What the exercise asks –
Go through each line of the records below and count those with the word "Panel". Give only the count.

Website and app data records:
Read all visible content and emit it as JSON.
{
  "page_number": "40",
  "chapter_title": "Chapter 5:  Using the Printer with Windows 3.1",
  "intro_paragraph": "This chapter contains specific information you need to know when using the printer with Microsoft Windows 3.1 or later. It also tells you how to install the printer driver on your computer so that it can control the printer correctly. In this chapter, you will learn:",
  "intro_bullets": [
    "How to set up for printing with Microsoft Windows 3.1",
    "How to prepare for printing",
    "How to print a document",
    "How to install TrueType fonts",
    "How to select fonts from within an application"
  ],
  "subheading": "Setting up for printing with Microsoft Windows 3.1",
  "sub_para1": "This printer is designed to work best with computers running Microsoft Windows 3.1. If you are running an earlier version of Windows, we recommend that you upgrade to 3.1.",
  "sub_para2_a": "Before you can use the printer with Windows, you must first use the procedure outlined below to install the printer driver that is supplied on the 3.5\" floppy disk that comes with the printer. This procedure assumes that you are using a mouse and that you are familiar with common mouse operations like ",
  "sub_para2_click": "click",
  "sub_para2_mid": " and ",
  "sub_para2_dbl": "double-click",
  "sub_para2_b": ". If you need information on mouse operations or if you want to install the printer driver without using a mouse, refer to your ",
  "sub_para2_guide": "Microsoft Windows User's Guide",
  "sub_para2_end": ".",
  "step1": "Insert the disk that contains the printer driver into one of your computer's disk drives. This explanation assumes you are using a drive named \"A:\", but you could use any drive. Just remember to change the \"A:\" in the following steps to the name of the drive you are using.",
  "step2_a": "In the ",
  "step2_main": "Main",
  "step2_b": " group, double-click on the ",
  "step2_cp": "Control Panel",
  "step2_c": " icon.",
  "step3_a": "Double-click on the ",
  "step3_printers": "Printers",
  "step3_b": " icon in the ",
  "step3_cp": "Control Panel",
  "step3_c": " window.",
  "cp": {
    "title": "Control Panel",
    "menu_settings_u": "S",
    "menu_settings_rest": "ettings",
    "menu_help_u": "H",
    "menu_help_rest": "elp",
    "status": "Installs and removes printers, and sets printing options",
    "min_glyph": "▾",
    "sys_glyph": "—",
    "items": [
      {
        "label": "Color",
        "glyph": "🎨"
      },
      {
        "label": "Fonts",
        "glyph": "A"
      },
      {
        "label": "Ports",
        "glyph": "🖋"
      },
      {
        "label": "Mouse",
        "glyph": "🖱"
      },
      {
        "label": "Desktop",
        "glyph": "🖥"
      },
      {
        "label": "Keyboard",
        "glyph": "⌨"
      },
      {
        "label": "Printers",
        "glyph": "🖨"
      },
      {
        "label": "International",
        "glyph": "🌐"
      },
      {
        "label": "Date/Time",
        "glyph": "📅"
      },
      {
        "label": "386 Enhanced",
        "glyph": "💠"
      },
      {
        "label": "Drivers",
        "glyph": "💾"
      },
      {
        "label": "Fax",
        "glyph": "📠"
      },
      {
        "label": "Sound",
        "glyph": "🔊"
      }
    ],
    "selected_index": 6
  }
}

Your solution –
3